How to complete this task: With no addition or omission, return the entries below.

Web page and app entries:

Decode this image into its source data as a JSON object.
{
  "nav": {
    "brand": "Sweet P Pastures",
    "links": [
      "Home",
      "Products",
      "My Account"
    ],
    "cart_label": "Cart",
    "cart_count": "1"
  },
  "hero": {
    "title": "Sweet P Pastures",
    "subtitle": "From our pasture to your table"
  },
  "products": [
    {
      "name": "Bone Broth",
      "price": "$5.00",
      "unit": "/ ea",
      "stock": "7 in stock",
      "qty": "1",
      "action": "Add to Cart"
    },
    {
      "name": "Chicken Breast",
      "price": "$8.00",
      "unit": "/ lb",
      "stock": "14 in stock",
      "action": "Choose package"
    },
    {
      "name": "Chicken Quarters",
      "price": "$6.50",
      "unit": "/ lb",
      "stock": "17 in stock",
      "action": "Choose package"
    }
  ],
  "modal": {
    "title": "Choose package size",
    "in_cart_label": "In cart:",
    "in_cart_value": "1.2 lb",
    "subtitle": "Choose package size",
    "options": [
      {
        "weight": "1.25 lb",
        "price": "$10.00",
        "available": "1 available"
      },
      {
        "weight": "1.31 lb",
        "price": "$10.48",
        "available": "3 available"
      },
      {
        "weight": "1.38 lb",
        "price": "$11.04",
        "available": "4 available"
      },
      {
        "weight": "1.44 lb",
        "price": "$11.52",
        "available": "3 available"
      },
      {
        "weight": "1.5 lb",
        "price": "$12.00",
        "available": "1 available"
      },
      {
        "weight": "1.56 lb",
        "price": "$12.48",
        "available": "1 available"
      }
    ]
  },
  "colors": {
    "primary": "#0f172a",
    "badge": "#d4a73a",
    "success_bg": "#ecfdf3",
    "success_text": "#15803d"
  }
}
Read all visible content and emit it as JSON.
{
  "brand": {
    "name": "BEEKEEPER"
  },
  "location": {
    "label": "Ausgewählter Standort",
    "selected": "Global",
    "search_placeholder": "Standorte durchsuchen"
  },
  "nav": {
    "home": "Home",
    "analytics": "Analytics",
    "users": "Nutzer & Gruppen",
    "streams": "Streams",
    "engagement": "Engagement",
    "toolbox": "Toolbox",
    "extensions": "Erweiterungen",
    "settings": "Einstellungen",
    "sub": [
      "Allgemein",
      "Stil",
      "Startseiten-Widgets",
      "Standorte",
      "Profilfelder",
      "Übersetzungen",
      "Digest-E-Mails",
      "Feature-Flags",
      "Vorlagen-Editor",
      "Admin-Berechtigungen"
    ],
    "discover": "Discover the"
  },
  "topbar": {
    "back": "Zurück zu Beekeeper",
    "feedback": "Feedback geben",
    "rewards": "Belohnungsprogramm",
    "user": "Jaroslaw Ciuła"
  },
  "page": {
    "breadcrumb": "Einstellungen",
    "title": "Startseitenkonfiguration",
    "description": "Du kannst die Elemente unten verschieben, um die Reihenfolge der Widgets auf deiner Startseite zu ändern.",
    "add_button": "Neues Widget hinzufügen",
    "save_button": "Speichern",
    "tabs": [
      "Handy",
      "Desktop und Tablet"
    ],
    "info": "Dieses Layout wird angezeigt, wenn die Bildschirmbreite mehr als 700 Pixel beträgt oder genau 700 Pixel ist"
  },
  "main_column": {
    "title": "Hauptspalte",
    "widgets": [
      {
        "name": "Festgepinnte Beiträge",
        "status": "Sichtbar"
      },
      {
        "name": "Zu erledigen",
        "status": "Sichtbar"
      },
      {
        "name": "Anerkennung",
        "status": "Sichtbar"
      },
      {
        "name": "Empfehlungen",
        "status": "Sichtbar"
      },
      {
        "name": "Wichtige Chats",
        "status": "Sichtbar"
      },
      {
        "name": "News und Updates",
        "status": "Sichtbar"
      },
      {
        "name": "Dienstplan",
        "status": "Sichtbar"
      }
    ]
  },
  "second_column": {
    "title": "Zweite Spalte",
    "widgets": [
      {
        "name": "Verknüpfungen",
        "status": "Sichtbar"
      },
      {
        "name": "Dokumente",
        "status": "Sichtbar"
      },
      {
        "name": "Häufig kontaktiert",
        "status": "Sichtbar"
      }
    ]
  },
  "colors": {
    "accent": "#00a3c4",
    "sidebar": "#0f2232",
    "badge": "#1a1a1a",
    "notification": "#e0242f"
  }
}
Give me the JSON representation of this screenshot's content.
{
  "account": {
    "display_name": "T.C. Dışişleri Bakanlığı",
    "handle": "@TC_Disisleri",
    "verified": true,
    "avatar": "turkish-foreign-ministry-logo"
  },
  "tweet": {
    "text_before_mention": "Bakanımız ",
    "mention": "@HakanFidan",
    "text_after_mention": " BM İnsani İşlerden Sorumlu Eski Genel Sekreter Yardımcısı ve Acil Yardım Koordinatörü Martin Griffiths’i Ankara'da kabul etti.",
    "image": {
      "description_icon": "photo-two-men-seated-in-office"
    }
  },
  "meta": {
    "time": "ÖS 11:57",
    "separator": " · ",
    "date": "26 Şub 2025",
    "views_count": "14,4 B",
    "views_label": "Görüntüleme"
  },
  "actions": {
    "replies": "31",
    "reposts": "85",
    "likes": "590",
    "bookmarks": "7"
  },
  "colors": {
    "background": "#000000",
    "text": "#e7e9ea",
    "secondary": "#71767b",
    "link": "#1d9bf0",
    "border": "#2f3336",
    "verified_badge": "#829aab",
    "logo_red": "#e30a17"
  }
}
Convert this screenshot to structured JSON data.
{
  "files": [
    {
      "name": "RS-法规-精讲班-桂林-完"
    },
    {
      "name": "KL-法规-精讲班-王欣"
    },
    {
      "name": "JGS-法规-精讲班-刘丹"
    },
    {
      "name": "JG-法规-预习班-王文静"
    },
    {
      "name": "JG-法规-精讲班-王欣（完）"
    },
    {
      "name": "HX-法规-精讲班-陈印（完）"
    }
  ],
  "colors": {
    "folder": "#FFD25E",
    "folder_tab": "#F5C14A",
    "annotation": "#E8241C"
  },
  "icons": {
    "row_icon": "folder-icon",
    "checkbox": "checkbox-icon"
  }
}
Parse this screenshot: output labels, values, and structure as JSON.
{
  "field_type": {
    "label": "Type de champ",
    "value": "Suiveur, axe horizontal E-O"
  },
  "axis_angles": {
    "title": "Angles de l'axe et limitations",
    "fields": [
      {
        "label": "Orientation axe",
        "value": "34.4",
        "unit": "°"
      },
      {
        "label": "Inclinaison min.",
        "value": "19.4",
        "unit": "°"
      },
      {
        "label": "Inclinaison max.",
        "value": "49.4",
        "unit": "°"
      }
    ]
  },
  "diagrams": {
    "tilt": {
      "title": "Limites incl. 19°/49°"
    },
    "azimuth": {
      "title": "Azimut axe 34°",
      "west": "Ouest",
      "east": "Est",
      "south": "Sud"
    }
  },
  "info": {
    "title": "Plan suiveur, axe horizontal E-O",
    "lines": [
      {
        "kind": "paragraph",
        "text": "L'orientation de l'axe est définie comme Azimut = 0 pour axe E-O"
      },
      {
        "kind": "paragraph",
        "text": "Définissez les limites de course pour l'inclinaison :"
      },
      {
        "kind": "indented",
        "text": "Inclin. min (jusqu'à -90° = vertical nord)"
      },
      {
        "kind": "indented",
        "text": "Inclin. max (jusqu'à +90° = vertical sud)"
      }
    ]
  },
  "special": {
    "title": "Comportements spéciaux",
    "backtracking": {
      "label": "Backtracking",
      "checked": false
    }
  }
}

Finished exercise:
Decode this image into its source data as a JSON object.
{
  "nav": {
    "brand": "Sweet P Pastures",
    "links": [
      "Home",
      "Products",
      "My Account"
    ],
    "cart_label": "Cart",
    "cart_count": "1"
  },
  "hero": {
    "title": "Sweet P Pastures",
    "subtitle": "From our pasture to your table"
  },
  "products": [
    {
      "name": "Bone Broth",
      "price": "$5.00",
      "unit": "/ ea",
      "stock": "7 in stock",
      "qty": "1",
      "action": "Add to Cart"
    },
    {
      "name": "Chicken Breast",
      "price": "$8.00",
      "unit": "/ lb",
      "stock": "14 in stock",
      "action": "Choose package"
    },
    {
      "name": "Chicken Quarters",
      "price": "$6.50",
      "unit": "/ lb",
      "stock": "17 in stock",
      "action": "Choose package"
    }
  ],
  "modal": {
    "title": "Choose package size",
    "in_cart_label": "In cart:",
    "in_cart_value": "1.2 lb",
    "subtitle": "Choose package size",
    "options": [
      {
        "weight": "1.25 lb",
        "price": "$10.00",
        "available": "1 available"
      },
      {
        "weight": "1.31 lb",
        "price": "$10.48",
        "available": "3 available"
      },
      {
        "weight": "1.38 lb",
        "price": "$11.04",
        "available": "4 available"
      },
      {
        "weight": "1.44 lb",
        "price": "$11.52",
        "available": "3 available"
      },
      {
        "weight": "1.5 lb",
        "price": "$12.00",
        "available": "1 available"
      },
      {
        "weight": "1.56 lb",
        "price": "$12.48",
        "available": "1 available"
      }
    ]
  },
  "colors": {
    "primary": "#0f172a",
    "badge": "#d4a73a",
    "success_bg": "#ecfdf3",
    "success_text": "#15803d"
  }
}
Read all visible content and emit it as JSON.
{
  "brand": {
    "name": "BEEKEEPER"
  },
  "location": {
    "label": "Ausgewählter Standort",
    "selected": "Global",
    "search_placeholder": "Standorte durchsuchen"
  },
  "nav": {
    "home": "Home",
    "analytics": "Analytics",
    "users": "Nutzer & Gruppen",
    "streams": "Streams",
    "engagement": "Engagement",
    "toolbox": "Toolbox",
    "extensions": "Erweiterungen",
    "settings": "Einstellungen",
    "sub": [
      "Allgemein",
      "Stil",
      "Startseiten-Widgets",
      "Standorte",
      "Profilfelder",
      "Übersetzungen",
      "Digest-E-Mails",
      "Feature-Flags",
      "Vorlagen-Editor",
      "Admin-Berechtigungen"
    ],
    "discover": "Discover the"
  },
  "topbar": {
    "back": "Zurück zu Beekeeper",
    "feedback": "Feedback geben",
    "rewards": "Belohnungsprogramm",
    "user": "Jaroslaw Ciuła"
  },
  "page": {
    "breadcrumb": "Einstellungen",
    "title": "Startseitenkonfiguration",
    "description": "Du kannst die Elemente unten verschieben, um die Reihenfolge der Widgets auf deiner Startseite zu ändern.",
    "add_button": "Neues Widget hinzufügen",
    "save_button": "Speichern",
    "tabs": [
      "Handy",
      "Desktop und Tablet"
    ],
    "info": "Dieses Layout wird angezeigt, wenn die Bildschirmbreite mehr als 700 Pixel beträgt oder genau 700 Pixel ist"
  },
  "main_column": {
    "title": "Hauptspalte",
    "widgets": [
      {
        "name": "Festgepinnte Beiträge",
        "status": "Sichtbar"
      },
      {
        "name": "Zu erledigen",
        "status": "Sichtbar"
      },
      {
        "name": "Anerkennung",
        "status": "Sichtbar"
      },
      {
        "name": "Empfehlungen",
        "status": "Sichtbar"
      },
      {
        "name": "Wichtige Chats",
        "status": "Sichtbar"
      },
      {
        "name": "News und Updates",
        "status": "Sichtbar"
      },
      {
        "name": "Dienstplan",
        "status": "Sichtbar"
      }
    ]
  },
  "second_column": {
    "title": "Zweite Spalte",
    "widgets": [
      {
        "name": "Verknüpfungen",
        "status": "Sichtbar"
      },
      {
        "name": "Dokumente",
        "status": "Sichtbar"
      },
      {
        "name": "Häufig kontaktiert",
        "status": "Sichtbar"
      }
    ]
  },
  "colors": {
    "accent": "#00a3c4",
    "sidebar": "#0f2232",
    "badge": "#1a1a1a",
    "notification": "#e0242f"
  }
}
Give me the JSON representation of this screenshot's content.
{
  "account": {
    "display_name": "T.C. Dışişleri Bakanlığı",
    "handle": "@TC_Disisleri",
    "verified": true,
    "avatar": "turkish-foreign-ministry-logo"
  },
  "tweet": {
    "text_before_mention": "Bakanımız ",
    "mention": "@HakanFidan",
    "text_after_mention": " BM İnsani İşlerden Sorumlu Eski Genel Sekreter Yardımcısı ve Acil Yardım Koordinatörü Martin Griffiths’i Ankara'da kabul etti.",
    "image": {
      "description_icon": "photo-two-men-seated-in-office"
    }
  },
  "meta": {
    "time": "ÖS 11:57",
    "separator": " · ",
    "date": "26 Şub 2025",
    "views_count": "14,4 B",
    "views_label": "Görüntüleme"
  },
  "actions": {
    "replies": "31",
    "reposts": "85",
    "likes": "590",
    "bookmarks": "7"
  },
  "colors": {
    "background": "#000000",
    "text": "#e7e9ea",
    "secondary": "#71767b",
    "link": "#1d9bf0",
    "border": "#2f3336",
    "verified_badge": "#829aab",
    "logo_red": "#e30a17"
  }
}
Convert this screenshot to structured JSON data.
{
  "files": [
    {
      "name": "RS-法规-精讲班-桂林-完"
    },
    {
      "name": "KL-法规-精讲班-王欣"
    },
    {
      "name": "JGS-法规-精讲班-刘丹"
    },
    {
      "name": "JG-法规-预习班-王文静"
    },
    {
      "name": "JG-法规-精讲班-王欣（完）"
    },
    {
      "name": "HX-法规-精讲班-陈印（完）"
    }
  ],
  "colors": {
    "folder": "#FFD25E",
    "folder_tab": "#F5C14A",
    "annotation": "#E8241C"
  },
  "icons": {
    "row_icon": "folder-icon",
    "checkbox": "checkbox-icon"
  }
}
Parse this screenshot: output labels, values, and structure as JSON.
{
  "field_type": {
    "label": "Type de champ",
    "value": "Suiveur, axe horizontal E-O"
  },
  "axis_angles": {
    "title": "Angles de l'axe et limitations",
    "fields": [
      {
        "label": "Orientation axe",
        "value": "34.4",
        "unit": "°"
      },
      {
        "label": "Inclinaison min.",
        "value": "19.4",
        "unit": "°"
      },
      {
        "label": "Inclinaison max.",
        "value": "49.4",
        "unit": "°"
      }
    ]
  },
  "diagrams": {
    "tilt": {
      "title": "Limites incl. 19°/49°"
    },
    "azimuth": {
      "title": "Azimut axe 34°",
      "west": "Ouest",
      "east": "Est",
      "south": "Sud"
    }
  },
  "info": {
    "title": "Plan suiveur, axe horizontal E-O",
    "lines": [
      {
        "kind": "paragraph",
        "text": "L'orientation de l'axe est définie comme Azimut = 0 pour axe E-O"
      },
      {
        "kind": "paragraph",
        "text": "Définissez les limites de course pour l'inclinaison :"
      },
      {
        "kind": "indented",
        "text": "Inclin. min (jusqu'à -90° = vertical nord)"
      },
      {
        "kind": "indented",
        "text": "Inclin. max (jusqu'à +90° = vertical sud)"
      }
    ]
  },
  "special": {
    "title": "Comportements spéciaux",
    "backtracking": {
      "label": "Backtracking",
      "checked": false
    }
  }
}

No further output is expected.